What you have to do
Which lines of the records below contain the word "CMakePredefinedTargets"? Show each one.

Records

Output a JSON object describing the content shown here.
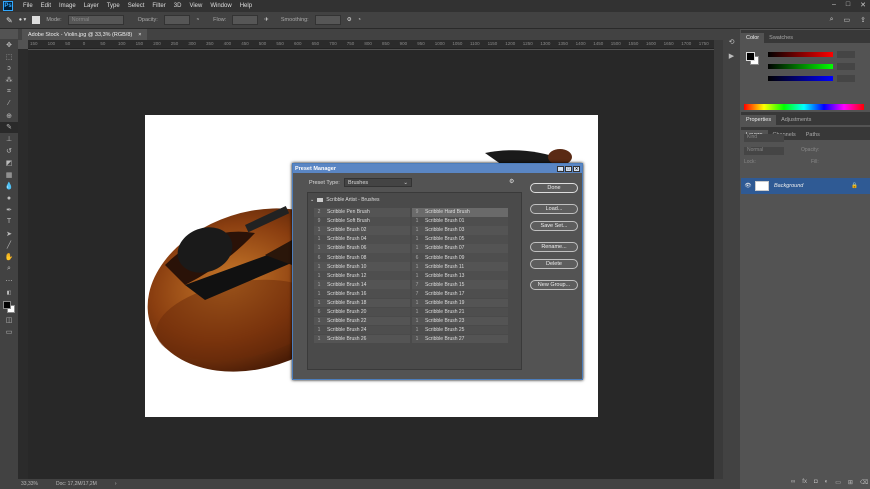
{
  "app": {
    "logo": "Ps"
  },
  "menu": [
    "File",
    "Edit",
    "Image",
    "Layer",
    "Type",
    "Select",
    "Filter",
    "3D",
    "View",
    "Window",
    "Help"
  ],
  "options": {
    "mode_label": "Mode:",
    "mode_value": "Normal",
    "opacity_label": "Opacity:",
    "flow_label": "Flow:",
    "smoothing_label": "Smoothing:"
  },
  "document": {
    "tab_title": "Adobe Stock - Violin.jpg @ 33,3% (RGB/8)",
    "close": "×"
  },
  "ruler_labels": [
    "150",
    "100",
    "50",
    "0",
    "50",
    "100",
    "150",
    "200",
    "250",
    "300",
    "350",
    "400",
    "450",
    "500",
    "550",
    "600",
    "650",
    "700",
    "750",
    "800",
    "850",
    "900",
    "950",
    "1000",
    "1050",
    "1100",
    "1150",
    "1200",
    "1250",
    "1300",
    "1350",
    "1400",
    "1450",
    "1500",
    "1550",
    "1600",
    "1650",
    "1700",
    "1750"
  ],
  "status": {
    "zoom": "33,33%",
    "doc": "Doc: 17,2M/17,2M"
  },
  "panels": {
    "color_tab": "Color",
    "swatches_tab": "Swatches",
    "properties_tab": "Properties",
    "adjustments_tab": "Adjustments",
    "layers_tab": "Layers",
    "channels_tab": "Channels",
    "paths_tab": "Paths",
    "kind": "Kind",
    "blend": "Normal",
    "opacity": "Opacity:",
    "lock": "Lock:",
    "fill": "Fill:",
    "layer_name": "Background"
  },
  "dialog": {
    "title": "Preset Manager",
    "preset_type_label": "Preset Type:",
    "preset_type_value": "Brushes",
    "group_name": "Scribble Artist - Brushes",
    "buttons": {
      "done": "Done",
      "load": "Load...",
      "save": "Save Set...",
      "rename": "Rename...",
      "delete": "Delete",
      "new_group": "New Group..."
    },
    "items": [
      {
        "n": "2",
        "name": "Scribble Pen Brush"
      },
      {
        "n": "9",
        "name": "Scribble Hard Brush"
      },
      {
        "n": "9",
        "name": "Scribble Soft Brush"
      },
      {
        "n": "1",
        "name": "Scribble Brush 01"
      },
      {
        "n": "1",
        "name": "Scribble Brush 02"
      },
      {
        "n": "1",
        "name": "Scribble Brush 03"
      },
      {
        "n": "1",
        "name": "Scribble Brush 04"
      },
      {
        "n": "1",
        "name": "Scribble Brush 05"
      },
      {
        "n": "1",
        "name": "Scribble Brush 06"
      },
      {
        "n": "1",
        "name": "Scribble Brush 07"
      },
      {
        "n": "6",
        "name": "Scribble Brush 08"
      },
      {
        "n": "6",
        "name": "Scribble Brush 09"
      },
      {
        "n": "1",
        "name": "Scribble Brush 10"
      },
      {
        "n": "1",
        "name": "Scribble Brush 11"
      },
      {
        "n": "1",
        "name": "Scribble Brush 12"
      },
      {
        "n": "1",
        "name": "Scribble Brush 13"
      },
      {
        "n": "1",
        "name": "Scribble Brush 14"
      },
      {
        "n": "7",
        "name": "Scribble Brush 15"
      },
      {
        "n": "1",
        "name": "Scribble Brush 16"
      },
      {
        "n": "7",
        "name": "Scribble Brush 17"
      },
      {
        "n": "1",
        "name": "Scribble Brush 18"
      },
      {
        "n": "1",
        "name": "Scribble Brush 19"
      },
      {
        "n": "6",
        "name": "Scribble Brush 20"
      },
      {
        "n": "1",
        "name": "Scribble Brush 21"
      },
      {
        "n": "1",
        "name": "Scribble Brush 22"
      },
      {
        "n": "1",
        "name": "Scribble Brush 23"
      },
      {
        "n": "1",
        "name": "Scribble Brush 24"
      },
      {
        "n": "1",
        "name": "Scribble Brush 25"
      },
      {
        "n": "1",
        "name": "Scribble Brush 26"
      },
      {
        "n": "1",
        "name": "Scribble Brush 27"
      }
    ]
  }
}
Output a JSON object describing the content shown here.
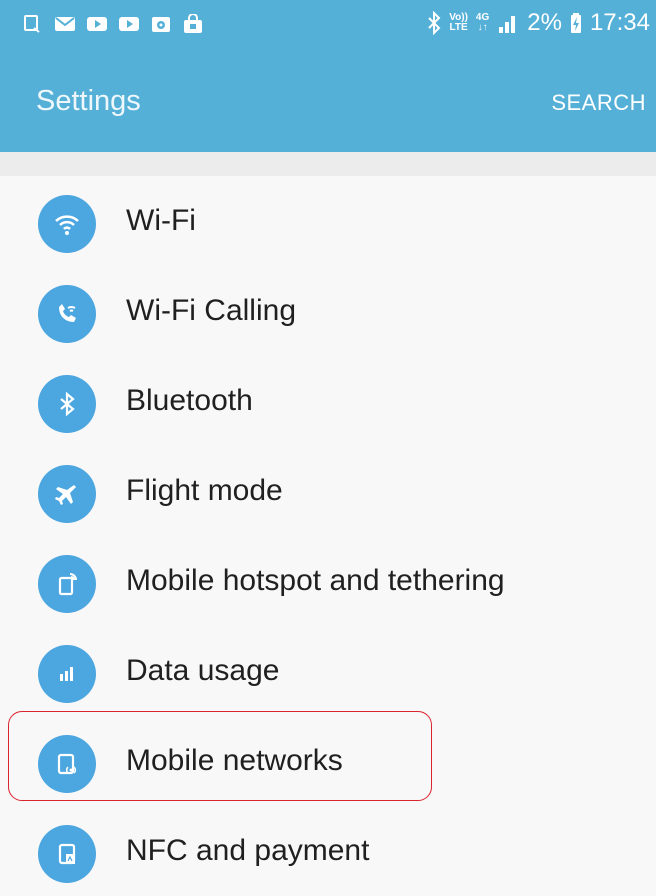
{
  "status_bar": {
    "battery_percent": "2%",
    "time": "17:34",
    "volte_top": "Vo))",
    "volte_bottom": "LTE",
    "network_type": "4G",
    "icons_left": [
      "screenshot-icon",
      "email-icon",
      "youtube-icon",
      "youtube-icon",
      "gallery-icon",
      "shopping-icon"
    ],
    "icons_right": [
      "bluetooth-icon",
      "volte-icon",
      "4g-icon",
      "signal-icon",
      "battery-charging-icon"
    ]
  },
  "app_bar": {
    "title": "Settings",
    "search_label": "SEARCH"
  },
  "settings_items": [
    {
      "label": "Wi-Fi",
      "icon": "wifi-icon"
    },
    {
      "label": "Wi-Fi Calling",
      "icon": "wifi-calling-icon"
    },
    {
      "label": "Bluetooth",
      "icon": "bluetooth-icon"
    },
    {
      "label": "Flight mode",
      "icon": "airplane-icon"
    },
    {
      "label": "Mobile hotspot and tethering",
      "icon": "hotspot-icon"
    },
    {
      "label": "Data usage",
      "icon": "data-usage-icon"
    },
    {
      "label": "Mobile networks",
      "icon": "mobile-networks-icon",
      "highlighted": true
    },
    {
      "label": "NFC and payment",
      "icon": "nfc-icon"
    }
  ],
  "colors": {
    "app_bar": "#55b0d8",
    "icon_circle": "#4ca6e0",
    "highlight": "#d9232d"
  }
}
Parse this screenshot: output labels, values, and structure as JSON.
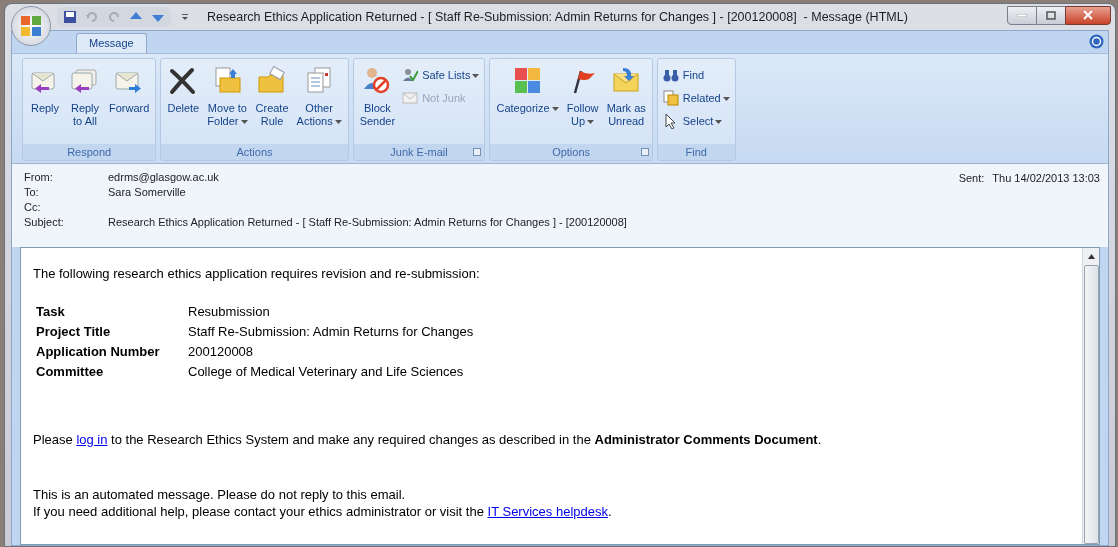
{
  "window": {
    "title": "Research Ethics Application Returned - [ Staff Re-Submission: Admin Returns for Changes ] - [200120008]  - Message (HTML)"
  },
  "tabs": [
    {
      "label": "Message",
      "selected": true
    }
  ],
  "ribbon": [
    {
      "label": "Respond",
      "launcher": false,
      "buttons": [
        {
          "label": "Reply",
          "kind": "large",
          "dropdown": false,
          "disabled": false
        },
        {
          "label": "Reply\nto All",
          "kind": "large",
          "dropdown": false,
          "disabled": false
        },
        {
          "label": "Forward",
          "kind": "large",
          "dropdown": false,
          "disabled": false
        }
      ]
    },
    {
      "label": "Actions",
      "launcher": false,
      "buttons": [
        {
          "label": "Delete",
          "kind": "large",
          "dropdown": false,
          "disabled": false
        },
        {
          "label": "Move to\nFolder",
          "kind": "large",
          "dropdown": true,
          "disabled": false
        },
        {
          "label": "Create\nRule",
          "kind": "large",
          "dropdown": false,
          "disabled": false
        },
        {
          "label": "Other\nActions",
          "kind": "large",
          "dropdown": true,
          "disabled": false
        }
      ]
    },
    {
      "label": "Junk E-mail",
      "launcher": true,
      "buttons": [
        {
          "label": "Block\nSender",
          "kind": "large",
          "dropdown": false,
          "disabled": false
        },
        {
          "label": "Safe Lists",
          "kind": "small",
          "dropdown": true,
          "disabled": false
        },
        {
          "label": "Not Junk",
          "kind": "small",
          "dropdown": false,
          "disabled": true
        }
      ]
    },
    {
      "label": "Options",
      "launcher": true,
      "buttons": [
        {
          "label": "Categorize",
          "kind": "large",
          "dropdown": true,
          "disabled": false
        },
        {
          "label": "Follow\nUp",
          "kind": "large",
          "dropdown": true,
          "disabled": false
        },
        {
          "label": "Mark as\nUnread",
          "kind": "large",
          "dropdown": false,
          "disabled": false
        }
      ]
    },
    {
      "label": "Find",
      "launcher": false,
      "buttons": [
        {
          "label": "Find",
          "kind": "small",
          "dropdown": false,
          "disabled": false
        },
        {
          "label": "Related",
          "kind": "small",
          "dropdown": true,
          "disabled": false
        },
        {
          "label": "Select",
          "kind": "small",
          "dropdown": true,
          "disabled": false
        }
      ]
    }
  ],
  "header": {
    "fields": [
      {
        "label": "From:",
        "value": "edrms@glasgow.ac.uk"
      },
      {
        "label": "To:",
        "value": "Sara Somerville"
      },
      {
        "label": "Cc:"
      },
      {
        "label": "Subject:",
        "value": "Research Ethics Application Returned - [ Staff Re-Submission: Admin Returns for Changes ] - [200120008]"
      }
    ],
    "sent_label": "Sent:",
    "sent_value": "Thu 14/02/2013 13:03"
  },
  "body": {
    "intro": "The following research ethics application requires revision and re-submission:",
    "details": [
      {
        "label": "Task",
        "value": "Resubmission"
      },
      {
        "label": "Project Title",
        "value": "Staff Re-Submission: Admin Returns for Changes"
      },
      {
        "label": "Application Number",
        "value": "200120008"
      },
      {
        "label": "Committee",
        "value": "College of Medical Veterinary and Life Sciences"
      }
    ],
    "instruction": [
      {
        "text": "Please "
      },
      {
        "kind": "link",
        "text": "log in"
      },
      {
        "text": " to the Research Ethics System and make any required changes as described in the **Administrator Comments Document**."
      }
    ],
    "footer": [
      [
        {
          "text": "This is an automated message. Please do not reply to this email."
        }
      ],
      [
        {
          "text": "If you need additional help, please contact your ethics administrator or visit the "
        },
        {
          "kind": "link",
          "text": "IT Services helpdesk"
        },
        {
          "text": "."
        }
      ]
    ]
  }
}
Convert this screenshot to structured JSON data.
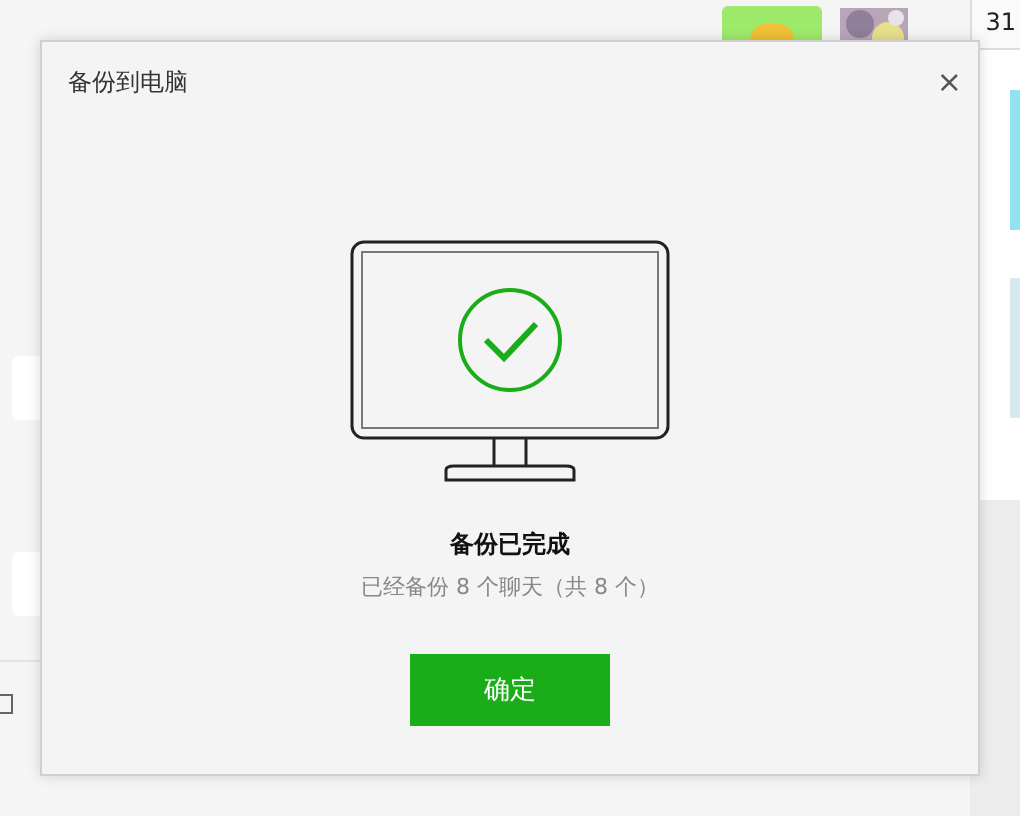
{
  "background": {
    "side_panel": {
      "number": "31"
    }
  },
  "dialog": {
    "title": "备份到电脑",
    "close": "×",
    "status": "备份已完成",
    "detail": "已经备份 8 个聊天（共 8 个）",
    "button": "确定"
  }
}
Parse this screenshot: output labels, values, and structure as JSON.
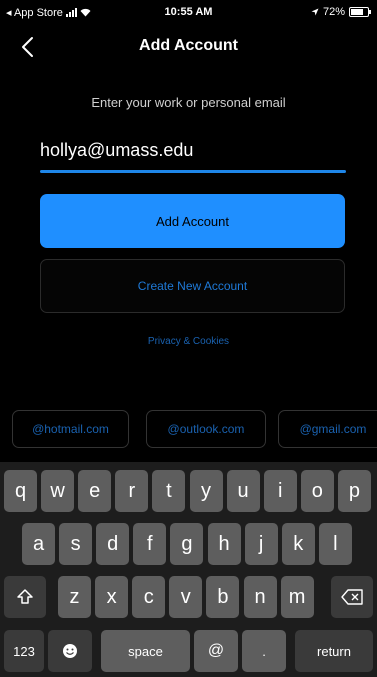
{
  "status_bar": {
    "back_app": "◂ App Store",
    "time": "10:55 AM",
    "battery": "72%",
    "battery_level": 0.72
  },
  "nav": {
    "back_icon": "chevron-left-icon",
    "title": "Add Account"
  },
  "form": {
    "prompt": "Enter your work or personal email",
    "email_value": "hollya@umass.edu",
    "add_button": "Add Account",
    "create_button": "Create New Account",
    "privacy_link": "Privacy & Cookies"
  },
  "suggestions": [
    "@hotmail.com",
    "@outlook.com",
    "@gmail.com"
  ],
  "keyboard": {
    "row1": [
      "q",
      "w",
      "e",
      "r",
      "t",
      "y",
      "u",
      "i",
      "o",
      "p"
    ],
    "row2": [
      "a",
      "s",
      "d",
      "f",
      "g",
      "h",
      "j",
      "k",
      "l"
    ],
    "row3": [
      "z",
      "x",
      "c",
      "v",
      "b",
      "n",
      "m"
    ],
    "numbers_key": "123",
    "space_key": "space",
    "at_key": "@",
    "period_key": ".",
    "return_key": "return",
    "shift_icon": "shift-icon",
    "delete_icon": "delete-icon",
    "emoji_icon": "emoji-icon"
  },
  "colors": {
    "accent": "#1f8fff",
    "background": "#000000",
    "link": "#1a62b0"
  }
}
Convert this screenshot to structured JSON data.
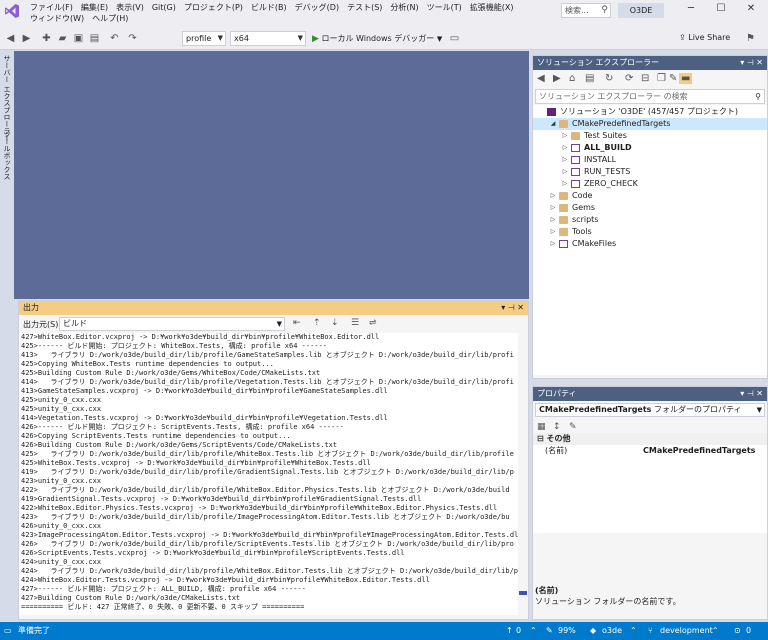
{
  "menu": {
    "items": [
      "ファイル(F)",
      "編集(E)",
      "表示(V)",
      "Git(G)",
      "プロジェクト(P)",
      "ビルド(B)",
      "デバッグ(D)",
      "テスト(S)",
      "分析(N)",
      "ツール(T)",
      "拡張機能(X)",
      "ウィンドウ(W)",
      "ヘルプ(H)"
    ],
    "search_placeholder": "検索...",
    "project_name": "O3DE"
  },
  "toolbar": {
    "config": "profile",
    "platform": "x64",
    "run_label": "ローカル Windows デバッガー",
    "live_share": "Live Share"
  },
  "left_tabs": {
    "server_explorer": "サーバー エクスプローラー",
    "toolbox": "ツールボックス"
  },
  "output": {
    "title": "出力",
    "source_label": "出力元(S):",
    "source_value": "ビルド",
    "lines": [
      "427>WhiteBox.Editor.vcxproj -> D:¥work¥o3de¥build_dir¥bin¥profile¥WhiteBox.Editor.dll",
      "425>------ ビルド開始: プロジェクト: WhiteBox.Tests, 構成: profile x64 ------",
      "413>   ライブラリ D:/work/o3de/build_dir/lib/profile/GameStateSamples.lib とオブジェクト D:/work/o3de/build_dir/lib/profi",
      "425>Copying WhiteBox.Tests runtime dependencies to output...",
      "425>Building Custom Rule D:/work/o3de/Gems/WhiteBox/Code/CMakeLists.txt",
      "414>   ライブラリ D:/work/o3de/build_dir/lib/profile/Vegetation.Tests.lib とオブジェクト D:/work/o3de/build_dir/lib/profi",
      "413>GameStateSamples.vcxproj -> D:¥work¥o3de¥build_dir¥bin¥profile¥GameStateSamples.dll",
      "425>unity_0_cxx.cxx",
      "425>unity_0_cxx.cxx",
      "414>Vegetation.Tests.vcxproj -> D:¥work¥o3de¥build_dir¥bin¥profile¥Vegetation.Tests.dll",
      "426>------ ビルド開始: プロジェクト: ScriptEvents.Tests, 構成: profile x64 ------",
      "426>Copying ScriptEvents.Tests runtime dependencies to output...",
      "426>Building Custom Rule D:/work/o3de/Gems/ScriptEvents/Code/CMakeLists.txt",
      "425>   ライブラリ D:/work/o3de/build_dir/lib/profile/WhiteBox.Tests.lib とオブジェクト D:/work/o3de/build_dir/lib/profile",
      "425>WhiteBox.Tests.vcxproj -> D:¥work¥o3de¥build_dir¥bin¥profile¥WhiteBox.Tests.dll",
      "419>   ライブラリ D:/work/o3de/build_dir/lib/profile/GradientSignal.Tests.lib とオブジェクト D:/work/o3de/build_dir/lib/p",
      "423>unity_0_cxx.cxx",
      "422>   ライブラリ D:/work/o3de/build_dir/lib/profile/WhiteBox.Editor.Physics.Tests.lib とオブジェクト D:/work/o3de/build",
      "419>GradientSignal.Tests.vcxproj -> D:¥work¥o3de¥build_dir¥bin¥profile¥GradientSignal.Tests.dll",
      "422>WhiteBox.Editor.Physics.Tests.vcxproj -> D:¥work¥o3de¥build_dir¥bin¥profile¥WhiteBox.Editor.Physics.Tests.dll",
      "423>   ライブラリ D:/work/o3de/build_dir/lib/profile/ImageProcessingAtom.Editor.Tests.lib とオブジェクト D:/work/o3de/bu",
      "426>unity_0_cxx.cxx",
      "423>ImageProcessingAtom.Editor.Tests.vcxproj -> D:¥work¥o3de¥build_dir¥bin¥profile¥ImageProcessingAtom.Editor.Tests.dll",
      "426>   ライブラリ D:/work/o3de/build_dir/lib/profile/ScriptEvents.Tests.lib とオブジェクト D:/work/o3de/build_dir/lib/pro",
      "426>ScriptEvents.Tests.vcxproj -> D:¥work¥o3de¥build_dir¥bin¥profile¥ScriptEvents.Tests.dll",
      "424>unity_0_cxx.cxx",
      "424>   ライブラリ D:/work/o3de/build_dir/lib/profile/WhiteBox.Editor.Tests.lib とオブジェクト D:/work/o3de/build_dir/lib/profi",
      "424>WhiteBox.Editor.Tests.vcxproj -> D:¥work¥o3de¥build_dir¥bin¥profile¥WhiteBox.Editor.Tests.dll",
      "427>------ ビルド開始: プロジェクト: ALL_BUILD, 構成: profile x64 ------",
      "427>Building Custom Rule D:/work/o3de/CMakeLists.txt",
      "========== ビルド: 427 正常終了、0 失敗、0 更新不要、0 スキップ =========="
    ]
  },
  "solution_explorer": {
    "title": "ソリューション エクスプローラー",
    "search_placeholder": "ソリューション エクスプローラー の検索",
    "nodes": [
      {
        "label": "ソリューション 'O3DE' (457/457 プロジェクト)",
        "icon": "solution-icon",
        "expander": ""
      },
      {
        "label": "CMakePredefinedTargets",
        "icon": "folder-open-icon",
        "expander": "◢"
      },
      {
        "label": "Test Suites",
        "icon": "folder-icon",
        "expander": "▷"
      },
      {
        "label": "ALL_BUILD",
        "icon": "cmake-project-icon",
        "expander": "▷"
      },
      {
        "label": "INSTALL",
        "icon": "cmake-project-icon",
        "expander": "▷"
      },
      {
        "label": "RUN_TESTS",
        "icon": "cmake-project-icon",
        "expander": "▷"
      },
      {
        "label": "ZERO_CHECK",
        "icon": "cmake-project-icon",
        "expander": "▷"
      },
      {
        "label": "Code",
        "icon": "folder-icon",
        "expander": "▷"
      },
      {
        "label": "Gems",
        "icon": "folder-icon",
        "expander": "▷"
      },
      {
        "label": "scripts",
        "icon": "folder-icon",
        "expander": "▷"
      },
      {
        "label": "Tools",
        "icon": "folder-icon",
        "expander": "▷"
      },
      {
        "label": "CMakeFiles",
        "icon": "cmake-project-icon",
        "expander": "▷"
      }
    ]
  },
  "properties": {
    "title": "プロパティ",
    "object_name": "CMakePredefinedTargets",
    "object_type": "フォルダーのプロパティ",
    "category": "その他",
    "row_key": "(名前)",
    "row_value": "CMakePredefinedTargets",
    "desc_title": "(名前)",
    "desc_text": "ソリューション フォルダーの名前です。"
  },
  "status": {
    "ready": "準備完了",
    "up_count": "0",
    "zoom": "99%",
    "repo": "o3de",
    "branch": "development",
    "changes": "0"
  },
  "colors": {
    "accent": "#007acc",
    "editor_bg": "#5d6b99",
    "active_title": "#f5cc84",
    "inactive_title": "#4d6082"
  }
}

Written response
        "label": "CMakePredefinedTargets",
    "object_name": "CMakePredefinedTargets",
    "row_value": "CMakePredefinedTargets",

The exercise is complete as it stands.